* _ABOUT THIS EXERCISE_:
Could you copy every line of the data that contains the word "true"?

○ ○ ○

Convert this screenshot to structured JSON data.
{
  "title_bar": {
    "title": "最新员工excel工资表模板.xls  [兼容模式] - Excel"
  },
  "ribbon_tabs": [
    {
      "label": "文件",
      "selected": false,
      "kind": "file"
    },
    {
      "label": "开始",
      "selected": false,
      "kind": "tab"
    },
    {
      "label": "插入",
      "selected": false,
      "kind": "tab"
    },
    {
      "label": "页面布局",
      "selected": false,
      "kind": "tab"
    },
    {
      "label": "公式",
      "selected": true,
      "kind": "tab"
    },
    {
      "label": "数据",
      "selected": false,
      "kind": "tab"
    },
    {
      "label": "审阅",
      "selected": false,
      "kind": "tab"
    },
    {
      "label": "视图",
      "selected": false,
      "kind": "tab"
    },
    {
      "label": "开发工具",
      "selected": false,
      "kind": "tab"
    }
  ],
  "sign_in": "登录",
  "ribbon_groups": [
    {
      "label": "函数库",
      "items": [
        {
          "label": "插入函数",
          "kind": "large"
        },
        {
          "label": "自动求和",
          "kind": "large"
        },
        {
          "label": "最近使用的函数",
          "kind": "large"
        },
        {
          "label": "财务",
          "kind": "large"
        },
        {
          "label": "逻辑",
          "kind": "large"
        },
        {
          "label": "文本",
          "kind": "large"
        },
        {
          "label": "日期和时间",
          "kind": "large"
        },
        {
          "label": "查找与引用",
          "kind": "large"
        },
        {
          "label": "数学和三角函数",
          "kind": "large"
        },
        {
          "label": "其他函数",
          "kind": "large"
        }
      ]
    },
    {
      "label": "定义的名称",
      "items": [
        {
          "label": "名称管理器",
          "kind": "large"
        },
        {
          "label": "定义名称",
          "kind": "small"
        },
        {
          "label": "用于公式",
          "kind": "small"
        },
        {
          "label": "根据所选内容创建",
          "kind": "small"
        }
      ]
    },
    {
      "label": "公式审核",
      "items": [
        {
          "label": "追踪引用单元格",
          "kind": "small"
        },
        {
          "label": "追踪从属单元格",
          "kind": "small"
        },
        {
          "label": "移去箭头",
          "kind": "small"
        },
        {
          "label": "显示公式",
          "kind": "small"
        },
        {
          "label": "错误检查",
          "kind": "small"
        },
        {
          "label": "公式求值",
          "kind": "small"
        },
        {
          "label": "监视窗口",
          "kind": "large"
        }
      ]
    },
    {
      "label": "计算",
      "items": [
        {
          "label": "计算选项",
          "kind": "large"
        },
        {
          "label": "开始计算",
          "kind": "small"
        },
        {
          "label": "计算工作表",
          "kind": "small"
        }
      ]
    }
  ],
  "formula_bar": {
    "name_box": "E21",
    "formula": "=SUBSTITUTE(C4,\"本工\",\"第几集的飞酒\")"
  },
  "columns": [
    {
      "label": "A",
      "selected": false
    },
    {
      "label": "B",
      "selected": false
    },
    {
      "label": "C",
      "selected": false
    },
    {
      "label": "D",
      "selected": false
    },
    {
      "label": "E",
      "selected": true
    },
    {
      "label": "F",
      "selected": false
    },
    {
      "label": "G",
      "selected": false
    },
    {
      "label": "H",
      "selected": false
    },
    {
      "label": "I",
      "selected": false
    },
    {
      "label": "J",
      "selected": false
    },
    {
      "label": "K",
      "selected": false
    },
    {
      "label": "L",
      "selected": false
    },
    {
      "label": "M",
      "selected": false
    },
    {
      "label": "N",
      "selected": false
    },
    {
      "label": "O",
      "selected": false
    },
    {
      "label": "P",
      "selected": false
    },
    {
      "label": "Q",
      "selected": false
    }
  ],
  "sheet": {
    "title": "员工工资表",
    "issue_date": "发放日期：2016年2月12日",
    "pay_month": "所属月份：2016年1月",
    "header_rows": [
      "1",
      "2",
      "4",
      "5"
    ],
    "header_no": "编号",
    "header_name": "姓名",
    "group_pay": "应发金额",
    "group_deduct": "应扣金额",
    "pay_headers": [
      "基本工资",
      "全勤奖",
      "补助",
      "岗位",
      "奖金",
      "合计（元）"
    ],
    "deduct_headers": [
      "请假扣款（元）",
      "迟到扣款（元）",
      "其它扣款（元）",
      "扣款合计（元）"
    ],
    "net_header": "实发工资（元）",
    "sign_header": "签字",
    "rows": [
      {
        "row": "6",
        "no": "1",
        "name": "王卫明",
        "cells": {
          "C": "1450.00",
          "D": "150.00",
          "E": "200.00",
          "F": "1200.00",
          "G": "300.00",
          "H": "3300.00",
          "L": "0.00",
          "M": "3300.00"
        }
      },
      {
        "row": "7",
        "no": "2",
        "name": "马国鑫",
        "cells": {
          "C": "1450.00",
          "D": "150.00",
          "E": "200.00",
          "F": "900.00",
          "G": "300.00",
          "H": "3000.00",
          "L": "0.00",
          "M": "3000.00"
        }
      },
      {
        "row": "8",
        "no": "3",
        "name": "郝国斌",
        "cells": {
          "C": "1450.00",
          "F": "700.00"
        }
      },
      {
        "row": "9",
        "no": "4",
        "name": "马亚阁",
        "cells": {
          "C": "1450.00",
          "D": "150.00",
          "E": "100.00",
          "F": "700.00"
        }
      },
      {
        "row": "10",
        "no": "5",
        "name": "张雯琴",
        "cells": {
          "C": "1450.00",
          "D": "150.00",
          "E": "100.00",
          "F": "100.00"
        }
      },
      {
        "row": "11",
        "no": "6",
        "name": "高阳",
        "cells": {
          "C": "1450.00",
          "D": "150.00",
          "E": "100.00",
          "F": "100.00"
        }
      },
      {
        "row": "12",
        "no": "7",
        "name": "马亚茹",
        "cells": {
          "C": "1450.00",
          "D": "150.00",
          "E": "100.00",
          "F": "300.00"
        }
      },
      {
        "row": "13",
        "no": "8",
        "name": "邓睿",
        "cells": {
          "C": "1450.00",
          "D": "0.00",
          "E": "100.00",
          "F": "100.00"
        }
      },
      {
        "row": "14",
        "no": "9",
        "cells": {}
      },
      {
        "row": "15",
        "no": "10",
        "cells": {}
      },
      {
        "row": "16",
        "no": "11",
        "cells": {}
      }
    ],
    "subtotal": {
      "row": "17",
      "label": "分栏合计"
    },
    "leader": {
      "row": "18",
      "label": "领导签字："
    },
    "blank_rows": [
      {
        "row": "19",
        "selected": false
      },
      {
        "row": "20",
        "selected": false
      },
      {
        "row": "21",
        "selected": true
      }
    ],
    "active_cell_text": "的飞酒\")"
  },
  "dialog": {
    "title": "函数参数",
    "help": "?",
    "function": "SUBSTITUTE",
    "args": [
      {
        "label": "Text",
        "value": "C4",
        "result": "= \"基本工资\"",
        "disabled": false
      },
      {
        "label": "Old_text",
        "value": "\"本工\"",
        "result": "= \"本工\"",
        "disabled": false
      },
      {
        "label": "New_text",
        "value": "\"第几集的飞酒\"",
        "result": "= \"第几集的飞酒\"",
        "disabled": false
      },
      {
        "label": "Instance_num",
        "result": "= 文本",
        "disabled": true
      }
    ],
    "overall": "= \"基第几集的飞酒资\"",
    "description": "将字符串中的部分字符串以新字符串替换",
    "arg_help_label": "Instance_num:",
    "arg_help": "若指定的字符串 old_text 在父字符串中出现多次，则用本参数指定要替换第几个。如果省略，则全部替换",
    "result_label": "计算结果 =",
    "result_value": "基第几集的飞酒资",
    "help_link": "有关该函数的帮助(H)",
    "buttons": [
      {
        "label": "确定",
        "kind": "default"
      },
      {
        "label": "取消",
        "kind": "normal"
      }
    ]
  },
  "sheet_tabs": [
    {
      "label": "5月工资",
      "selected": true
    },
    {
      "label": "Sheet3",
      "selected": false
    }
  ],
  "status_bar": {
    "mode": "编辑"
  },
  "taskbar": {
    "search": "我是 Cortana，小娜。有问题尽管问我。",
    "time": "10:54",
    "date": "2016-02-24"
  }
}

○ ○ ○

* _SOLUTION FOR THIS TASK_:
      "selected": true,
      "selected": true
        "selected": true
        "disabled": true
      "selected": true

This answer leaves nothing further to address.